◆ Information:
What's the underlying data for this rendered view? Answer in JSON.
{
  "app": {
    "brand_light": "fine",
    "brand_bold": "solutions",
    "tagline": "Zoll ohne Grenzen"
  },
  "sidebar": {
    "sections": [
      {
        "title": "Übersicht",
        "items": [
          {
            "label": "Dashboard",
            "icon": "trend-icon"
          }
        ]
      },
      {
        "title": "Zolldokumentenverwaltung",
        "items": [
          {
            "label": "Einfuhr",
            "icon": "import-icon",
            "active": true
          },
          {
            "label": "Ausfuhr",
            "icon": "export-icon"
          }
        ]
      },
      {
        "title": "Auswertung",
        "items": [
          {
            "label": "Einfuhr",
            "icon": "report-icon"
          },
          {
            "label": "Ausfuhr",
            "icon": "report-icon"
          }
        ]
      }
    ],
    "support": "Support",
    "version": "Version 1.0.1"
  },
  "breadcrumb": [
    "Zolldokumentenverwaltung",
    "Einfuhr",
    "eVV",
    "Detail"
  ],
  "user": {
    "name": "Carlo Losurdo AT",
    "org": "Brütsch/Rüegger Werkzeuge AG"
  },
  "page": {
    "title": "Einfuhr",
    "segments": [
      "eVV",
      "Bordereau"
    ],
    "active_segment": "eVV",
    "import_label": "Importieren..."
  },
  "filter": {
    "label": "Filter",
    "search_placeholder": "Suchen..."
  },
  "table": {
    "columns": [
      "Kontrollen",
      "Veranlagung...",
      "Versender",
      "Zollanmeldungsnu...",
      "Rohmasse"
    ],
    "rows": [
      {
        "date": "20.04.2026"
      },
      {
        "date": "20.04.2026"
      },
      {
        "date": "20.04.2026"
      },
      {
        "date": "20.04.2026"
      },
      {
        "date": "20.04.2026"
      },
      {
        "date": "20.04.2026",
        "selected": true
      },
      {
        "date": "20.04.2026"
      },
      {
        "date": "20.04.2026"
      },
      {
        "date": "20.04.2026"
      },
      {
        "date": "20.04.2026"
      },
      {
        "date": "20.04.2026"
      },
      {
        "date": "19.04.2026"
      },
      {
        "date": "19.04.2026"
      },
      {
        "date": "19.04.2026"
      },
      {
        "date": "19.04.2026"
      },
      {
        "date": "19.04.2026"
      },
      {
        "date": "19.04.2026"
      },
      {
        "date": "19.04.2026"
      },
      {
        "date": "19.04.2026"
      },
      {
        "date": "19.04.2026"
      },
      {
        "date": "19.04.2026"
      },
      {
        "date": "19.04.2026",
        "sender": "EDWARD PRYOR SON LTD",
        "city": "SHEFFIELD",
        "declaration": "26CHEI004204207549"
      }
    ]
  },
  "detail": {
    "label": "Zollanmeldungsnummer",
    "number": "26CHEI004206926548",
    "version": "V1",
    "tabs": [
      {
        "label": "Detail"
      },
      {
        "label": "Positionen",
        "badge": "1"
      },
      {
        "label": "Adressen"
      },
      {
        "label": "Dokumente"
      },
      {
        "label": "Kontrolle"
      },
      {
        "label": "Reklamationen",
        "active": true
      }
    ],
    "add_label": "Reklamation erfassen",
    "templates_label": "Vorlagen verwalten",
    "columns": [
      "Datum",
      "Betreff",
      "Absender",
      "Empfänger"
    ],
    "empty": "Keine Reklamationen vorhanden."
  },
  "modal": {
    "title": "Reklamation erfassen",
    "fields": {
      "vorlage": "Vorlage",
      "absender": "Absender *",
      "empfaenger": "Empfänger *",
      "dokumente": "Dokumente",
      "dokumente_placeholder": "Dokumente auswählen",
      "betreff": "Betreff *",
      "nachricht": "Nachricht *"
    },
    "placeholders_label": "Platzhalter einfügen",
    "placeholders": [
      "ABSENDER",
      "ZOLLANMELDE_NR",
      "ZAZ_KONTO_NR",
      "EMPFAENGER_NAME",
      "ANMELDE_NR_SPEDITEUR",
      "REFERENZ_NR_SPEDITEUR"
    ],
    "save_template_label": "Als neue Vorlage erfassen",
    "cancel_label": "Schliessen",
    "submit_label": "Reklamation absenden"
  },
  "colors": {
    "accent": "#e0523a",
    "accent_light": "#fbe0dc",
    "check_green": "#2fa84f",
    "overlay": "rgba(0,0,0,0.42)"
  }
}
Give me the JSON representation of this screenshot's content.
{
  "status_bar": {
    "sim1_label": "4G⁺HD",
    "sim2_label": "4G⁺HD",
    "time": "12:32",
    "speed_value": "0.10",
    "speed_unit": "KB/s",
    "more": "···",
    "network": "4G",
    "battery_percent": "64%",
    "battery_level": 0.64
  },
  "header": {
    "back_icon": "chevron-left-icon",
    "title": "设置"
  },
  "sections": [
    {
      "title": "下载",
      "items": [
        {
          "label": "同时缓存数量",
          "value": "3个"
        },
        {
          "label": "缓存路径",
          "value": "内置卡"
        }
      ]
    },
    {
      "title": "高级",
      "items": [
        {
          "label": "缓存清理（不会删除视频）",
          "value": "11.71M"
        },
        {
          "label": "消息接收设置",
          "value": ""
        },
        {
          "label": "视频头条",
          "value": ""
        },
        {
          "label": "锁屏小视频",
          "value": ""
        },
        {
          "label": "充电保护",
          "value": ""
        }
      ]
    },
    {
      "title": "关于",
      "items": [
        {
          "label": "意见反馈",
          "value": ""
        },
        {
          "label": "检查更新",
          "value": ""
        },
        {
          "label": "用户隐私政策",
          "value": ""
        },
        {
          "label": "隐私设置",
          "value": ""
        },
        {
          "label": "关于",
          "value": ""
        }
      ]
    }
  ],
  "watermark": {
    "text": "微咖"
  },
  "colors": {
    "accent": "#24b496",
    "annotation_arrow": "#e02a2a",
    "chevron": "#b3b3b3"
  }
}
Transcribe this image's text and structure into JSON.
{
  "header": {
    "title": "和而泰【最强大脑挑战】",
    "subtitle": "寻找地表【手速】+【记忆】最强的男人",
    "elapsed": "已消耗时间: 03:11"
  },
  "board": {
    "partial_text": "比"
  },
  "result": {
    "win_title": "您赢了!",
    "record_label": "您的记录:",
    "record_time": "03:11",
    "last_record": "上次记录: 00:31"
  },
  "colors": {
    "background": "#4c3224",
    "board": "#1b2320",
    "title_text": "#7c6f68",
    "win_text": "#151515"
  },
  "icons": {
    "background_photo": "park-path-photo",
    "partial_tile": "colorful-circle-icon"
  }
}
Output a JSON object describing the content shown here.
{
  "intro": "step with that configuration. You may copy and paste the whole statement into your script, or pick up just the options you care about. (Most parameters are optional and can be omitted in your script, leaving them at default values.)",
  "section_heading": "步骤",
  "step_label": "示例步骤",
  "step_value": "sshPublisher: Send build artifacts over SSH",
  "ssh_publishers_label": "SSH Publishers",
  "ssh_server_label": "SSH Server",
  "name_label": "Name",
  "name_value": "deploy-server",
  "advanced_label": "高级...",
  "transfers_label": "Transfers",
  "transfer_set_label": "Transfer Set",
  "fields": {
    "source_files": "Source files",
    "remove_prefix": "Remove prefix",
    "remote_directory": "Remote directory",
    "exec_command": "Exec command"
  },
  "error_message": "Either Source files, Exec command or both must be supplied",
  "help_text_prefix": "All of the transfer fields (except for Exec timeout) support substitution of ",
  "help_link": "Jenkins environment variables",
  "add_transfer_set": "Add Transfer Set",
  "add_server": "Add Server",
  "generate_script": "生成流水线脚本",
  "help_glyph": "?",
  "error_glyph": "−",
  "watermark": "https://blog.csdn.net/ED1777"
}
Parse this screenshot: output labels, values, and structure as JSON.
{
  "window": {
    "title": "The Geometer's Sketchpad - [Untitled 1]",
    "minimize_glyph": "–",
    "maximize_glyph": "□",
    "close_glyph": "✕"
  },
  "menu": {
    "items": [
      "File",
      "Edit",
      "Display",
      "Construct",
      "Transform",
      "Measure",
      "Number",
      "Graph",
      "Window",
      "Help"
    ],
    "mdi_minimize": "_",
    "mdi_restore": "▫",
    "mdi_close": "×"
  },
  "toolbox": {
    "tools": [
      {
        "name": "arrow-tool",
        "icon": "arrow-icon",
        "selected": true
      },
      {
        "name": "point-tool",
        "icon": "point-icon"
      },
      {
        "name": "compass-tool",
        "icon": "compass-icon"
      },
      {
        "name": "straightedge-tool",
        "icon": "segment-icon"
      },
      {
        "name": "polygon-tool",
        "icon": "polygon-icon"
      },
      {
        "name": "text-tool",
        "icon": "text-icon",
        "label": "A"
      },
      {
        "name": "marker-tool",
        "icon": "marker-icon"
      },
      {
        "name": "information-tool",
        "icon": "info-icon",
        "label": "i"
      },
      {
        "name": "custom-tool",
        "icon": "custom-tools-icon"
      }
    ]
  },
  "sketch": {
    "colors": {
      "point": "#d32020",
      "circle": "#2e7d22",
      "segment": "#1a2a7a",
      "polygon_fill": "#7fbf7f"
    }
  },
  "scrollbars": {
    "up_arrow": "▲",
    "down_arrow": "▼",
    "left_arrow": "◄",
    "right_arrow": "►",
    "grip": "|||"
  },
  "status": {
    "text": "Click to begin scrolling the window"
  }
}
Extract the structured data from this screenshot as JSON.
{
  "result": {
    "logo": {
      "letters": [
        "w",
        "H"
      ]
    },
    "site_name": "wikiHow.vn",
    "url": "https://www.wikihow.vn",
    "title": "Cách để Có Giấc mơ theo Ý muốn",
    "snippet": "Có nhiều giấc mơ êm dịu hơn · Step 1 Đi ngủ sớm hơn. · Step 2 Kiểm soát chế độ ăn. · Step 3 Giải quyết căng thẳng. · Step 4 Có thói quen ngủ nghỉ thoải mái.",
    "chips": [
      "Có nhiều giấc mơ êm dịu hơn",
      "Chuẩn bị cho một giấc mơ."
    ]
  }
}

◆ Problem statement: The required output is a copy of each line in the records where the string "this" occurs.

◆ Solution:
What's the underlying data for this rendered view? Answer in JSON.
Give me the JSON representation of this screenshot's content.
Transcribe this image's text and structure into JSON.
Parse this screenshot: output labels, values, and structure as JSON.
Extract the structured data from this screenshot as JSON.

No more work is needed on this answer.